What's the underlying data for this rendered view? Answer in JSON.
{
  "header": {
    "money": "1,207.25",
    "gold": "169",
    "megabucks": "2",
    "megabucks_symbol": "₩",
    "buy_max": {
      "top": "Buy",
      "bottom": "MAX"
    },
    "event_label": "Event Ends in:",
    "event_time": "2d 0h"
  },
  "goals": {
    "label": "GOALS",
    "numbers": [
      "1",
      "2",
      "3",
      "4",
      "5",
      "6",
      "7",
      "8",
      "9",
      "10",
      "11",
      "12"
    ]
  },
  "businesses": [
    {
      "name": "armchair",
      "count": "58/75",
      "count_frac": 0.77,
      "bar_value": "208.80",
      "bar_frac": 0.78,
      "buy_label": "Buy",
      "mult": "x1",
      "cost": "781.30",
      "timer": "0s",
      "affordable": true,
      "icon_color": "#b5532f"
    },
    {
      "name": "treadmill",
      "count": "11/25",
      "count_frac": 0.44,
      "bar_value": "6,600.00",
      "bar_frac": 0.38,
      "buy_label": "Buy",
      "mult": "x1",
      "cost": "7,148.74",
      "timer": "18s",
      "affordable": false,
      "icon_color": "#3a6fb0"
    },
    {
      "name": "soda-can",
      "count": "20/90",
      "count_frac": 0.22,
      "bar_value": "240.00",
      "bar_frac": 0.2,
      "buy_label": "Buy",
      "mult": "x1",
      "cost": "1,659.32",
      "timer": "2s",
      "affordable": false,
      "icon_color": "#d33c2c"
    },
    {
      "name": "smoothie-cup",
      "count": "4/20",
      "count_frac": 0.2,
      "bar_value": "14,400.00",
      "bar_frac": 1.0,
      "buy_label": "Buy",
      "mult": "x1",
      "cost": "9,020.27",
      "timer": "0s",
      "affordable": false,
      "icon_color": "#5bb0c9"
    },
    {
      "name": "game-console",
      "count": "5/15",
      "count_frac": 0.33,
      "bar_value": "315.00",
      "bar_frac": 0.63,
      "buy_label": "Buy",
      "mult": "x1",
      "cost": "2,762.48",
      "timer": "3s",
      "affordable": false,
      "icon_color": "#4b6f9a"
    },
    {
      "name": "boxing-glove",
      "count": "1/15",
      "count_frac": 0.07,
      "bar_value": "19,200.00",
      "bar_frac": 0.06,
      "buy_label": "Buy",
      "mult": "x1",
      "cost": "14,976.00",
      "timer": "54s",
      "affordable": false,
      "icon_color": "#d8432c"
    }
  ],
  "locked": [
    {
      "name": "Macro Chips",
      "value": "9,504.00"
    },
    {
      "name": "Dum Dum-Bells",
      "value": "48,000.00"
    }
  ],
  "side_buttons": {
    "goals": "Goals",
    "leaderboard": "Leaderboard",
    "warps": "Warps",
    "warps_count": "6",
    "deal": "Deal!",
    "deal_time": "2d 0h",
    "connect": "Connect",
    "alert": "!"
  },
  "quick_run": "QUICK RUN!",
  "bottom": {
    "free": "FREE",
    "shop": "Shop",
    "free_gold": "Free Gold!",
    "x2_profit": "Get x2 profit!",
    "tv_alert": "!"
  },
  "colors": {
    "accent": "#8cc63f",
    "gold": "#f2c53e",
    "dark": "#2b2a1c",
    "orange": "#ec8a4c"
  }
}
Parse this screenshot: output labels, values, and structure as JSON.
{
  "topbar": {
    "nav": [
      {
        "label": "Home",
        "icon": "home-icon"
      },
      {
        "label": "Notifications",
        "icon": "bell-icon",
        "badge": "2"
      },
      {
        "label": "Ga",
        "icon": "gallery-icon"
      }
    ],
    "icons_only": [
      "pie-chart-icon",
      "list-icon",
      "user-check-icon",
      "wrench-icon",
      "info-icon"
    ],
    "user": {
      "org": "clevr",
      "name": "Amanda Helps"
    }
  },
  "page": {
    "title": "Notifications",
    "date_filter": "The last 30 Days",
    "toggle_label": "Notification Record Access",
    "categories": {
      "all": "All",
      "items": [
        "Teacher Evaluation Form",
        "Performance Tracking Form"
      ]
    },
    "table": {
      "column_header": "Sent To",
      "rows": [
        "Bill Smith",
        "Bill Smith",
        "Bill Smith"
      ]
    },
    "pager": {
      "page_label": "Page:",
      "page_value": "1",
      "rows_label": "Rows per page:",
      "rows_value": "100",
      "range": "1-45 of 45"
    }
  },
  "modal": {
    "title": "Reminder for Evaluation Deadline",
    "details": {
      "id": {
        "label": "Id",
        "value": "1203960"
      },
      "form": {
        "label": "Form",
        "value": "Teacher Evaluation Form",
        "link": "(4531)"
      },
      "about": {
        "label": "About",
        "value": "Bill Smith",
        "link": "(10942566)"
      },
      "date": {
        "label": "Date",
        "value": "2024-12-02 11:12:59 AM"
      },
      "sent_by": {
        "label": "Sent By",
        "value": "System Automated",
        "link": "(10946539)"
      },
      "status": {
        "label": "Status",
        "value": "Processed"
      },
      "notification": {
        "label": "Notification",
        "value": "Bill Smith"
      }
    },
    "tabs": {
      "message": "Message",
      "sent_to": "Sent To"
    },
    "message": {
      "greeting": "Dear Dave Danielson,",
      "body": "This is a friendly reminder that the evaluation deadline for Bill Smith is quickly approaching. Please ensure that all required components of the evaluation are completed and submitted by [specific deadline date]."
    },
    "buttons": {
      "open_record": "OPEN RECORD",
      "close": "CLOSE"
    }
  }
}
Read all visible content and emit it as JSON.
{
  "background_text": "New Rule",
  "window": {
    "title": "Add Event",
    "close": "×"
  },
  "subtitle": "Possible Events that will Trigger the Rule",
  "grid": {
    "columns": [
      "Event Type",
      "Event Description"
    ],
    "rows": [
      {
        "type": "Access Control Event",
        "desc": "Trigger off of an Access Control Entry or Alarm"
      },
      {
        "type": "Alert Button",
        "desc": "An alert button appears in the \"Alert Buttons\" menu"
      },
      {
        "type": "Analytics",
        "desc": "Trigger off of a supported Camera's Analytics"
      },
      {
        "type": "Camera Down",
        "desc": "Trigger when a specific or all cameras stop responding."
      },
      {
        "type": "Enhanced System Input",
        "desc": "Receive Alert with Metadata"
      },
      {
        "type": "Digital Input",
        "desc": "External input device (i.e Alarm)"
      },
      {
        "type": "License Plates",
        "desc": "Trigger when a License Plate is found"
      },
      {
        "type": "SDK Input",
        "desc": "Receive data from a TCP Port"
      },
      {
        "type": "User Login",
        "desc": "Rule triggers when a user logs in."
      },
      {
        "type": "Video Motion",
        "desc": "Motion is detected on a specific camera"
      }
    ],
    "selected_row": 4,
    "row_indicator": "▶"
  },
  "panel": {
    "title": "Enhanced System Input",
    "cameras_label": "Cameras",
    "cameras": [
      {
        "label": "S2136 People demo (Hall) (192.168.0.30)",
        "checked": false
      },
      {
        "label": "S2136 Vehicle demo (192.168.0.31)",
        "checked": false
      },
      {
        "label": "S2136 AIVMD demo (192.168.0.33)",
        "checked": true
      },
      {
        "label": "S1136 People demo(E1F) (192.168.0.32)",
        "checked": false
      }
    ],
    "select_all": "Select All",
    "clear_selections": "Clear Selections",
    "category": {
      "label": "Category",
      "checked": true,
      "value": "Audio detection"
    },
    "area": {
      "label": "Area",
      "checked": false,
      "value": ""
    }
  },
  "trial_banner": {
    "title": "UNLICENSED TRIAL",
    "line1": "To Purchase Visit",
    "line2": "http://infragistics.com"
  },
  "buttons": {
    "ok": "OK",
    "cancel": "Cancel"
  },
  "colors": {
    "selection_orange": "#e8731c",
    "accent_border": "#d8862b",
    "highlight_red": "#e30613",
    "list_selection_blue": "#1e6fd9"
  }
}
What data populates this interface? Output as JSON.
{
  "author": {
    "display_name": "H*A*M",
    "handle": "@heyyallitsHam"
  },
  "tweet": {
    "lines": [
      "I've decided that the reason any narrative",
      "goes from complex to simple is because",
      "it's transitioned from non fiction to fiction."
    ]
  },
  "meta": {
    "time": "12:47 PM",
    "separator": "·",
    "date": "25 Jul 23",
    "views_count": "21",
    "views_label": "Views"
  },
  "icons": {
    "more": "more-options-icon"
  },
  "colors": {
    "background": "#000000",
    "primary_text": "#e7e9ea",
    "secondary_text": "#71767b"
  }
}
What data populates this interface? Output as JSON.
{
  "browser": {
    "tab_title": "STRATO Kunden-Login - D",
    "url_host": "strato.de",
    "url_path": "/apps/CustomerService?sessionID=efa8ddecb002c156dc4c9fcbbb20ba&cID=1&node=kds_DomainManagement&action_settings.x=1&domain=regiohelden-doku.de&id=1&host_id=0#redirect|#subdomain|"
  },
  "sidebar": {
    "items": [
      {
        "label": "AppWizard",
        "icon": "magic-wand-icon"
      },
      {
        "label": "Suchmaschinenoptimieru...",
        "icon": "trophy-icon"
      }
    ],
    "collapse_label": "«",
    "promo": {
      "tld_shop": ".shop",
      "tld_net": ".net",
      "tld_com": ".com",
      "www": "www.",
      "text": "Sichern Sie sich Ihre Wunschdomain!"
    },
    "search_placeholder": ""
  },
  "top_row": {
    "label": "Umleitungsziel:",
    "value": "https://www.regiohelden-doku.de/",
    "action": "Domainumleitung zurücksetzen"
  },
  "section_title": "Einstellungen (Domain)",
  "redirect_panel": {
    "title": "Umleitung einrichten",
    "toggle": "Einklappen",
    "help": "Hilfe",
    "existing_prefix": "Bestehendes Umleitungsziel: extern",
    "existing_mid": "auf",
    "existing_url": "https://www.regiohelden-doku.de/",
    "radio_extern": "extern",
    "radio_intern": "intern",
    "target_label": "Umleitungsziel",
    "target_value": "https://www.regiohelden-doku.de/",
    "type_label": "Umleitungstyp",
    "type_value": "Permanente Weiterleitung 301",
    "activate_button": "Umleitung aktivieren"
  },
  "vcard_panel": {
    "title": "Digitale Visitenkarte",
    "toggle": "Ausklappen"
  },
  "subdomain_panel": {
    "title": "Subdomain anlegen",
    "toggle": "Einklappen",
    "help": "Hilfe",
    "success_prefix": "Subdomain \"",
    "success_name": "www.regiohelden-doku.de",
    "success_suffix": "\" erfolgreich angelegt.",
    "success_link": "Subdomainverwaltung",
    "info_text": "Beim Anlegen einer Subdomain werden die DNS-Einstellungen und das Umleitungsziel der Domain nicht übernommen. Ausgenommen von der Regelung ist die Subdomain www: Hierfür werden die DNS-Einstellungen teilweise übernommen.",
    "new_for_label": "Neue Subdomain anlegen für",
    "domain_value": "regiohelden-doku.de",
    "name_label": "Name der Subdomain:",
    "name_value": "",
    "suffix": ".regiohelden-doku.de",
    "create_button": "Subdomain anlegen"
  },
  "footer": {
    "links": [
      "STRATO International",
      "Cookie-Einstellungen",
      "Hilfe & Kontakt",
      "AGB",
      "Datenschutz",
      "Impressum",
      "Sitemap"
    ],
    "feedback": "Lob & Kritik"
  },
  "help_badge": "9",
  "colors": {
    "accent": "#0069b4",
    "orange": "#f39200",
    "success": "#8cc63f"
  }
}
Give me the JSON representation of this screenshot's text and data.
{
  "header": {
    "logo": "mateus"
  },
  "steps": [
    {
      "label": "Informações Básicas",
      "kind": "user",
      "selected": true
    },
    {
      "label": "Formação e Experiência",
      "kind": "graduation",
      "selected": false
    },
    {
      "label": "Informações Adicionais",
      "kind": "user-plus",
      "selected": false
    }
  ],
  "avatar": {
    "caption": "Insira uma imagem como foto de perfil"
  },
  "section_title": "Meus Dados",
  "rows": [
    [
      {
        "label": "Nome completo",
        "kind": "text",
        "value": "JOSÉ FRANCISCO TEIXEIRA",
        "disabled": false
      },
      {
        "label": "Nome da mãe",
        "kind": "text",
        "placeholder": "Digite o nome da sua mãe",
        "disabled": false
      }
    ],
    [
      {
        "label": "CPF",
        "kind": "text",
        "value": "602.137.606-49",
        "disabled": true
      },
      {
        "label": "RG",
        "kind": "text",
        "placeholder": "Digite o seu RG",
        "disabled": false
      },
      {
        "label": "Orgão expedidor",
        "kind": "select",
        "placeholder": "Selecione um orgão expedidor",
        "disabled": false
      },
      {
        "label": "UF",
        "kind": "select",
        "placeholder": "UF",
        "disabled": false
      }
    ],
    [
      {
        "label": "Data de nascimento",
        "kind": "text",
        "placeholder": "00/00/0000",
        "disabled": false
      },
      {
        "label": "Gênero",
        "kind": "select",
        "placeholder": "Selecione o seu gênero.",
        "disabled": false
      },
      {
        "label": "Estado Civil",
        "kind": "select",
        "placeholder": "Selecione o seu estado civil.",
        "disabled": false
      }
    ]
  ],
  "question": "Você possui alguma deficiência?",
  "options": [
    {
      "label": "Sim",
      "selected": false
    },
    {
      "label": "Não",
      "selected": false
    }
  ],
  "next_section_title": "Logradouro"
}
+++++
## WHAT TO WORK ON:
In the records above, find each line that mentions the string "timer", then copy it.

## EXERCISE OUTPUT:
      "timer": "0s",
      "timer": "18s",
      "timer": "2s",
      "timer": "0s",
      "timer": "3s",
      "timer": "54s",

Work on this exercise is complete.